ASSIGNED TASK: Pictures aside, each record should be reproduced exactly.

(Interface dataset entries)
--*--

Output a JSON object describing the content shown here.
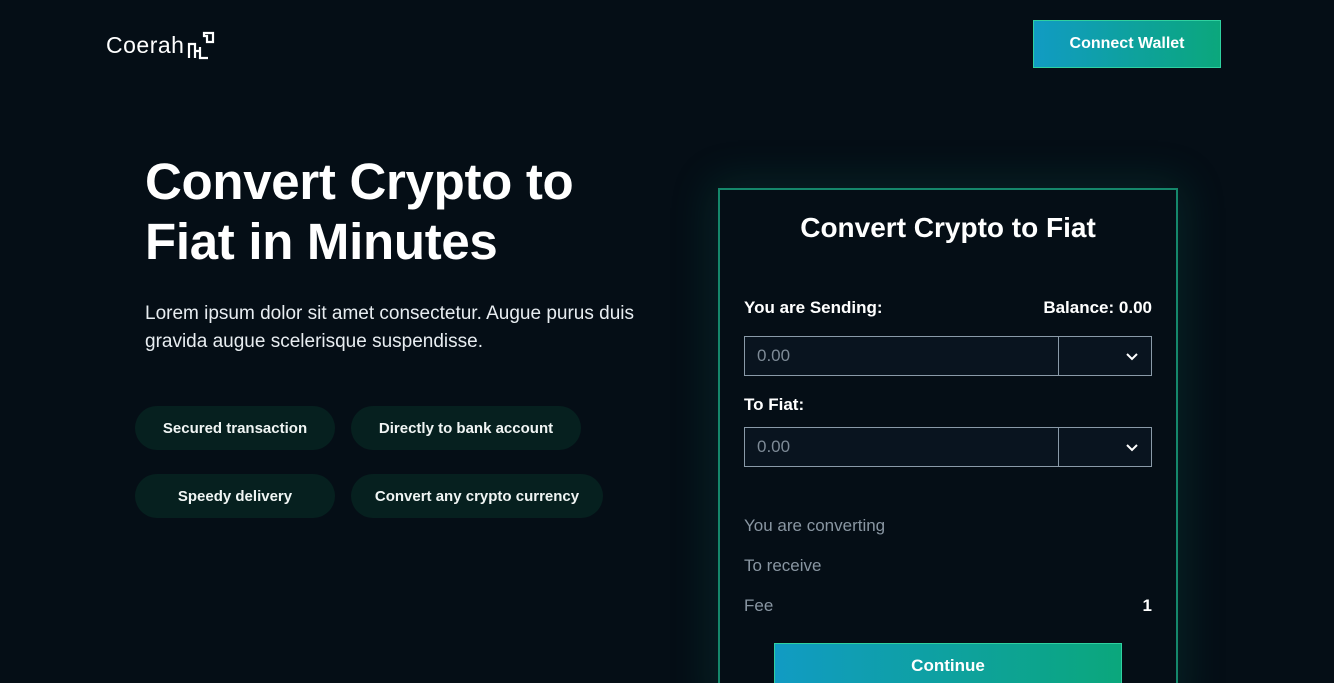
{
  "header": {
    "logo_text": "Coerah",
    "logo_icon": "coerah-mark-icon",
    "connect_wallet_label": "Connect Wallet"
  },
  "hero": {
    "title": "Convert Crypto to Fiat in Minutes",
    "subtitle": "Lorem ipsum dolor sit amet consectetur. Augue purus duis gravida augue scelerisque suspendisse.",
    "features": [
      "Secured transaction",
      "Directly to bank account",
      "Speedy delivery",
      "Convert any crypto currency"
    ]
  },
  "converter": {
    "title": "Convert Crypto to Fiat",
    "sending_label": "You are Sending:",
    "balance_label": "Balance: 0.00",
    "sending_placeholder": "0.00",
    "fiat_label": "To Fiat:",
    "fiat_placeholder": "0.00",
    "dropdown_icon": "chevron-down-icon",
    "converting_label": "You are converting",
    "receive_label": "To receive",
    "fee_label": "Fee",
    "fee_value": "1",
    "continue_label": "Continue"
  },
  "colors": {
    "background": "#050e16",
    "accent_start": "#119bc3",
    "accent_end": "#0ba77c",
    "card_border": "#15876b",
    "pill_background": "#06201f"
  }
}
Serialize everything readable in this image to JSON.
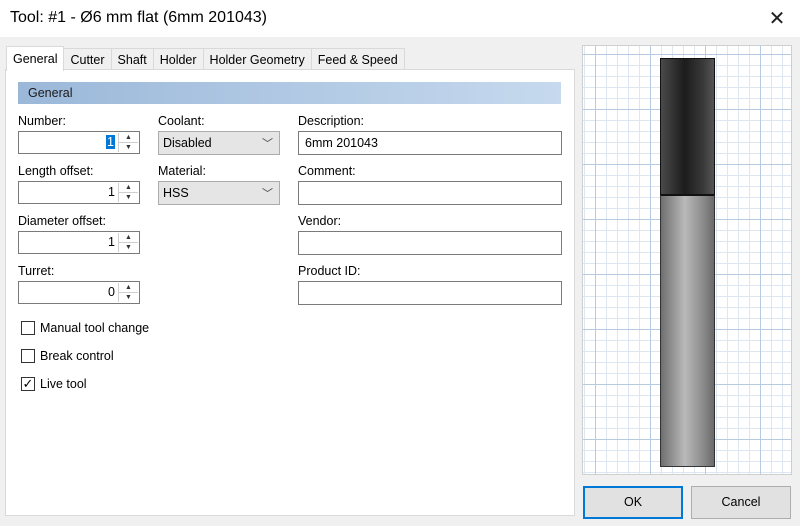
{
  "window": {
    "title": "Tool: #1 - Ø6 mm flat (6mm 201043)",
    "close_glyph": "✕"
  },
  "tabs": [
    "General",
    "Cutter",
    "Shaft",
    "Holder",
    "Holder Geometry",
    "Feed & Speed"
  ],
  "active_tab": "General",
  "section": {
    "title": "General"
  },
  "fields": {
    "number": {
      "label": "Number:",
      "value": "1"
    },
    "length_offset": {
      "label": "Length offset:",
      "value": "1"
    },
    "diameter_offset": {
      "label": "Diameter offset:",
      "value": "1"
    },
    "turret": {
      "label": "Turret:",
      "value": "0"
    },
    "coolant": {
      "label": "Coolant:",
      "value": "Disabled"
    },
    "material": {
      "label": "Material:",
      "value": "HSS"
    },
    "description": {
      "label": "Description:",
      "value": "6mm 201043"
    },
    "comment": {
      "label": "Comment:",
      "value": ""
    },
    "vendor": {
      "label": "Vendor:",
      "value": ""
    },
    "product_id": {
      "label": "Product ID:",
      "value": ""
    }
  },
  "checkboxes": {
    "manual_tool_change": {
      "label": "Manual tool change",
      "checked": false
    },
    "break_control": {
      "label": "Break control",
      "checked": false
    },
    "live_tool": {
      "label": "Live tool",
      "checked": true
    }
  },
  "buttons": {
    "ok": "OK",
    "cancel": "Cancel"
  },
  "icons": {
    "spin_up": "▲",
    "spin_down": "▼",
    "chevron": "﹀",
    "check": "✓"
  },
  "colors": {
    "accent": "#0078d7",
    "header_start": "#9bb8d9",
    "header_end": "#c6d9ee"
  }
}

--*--

RESULT FOR THIS EXERCISE:
Output a JSON object describing the content shown here.
{
  "header": {
    "logo_text": "Coerah",
    "logo_icon": "coerah-mark-icon",
    "connect_wallet_label": "Connect Wallet"
  },
  "hero": {
    "title": "Convert Crypto to Fiat in Minutes",
    "subtitle": "Lorem ipsum dolor sit amet consectetur. Augue purus duis gravida augue scelerisque suspendisse.",
    "features": [
      "Secured transaction",
      "Directly to bank account",
      "Speedy delivery",
      "Convert any crypto currency"
    ]
  },
  "converter": {
    "title": "Convert Crypto to Fiat",
    "sending_label": "You are Sending:",
    "balance_label": "Balance: 0.00",
    "sending_placeholder": "0.00",
    "fiat_label": "To Fiat:",
    "fiat_placeholder": "0.00",
    "dropdown_icon": "chevron-down-icon",
    "converting_label": "You are converting",
    "receive_label": "To receive",
    "fee_label": "Fee",
    "fee_value": "1",
    "continue_label": "Continue"
  },
  "colors": {
    "background": "#050e16",
    "accent_start": "#119bc3",
    "accent_end": "#0ba77c",
    "card_border": "#15876b",
    "pill_background": "#06201f"
  }
}
Serialize everything readable in this image to JSON.
{
  "window": {
    "title": "Tool: #1 - Ø6 mm flat (6mm 201043)",
    "close_glyph": "✕"
  },
  "tabs": [
    "General",
    "Cutter",
    "Shaft",
    "Holder",
    "Holder Geometry",
    "Feed & Speed"
  ],
  "active_tab": "General",
  "section": {
    "title": "General"
  },
  "fields": {
    "number": {
      "label": "Number:",
      "value": "1"
    },
    "length_offset": {
      "label": "Length offset:",
      "value": "1"
    },
    "diameter_offset": {
      "label": "Diameter offset:",
      "value": "1"
    },
    "turret": {
      "label": "Turret:",
      "value": "0"
    },
    "coolant": {
      "label": "Coolant:",
      "value": "Disabled"
    },
    "material": {
      "label": "Material:",
      "value": "HSS"
    },
    "description": {
      "label": "Description:",
      "value": "6mm 201043"
    },
    "comment": {
      "label": "Comment:",
      "value": ""
    },
    "vendor": {
      "label": "Vendor:",
      "value": ""
    },
    "product_id": {
      "label": "Product ID:",
      "value": ""
    }
  },
  "checkboxes": {
    "manual_tool_change": {
      "label": "Manual tool change",
      "checked": false
    },
    "break_control": {
      "label": "Break control",
      "checked": false
    },
    "live_tool": {
      "label": "Live tool",
      "checked": true
    }
  },
  "buttons": {
    "ok": "OK",
    "cancel": "Cancel"
  },
  "icons": {
    "spin_up": "▲",
    "spin_down": "▼",
    "chevron": "﹀",
    "check": "✓"
  },
  "colors": {
    "accent": "#0078d7",
    "header_start": "#9bb8d9",
    "header_end": "#c6d9ee"
  }
}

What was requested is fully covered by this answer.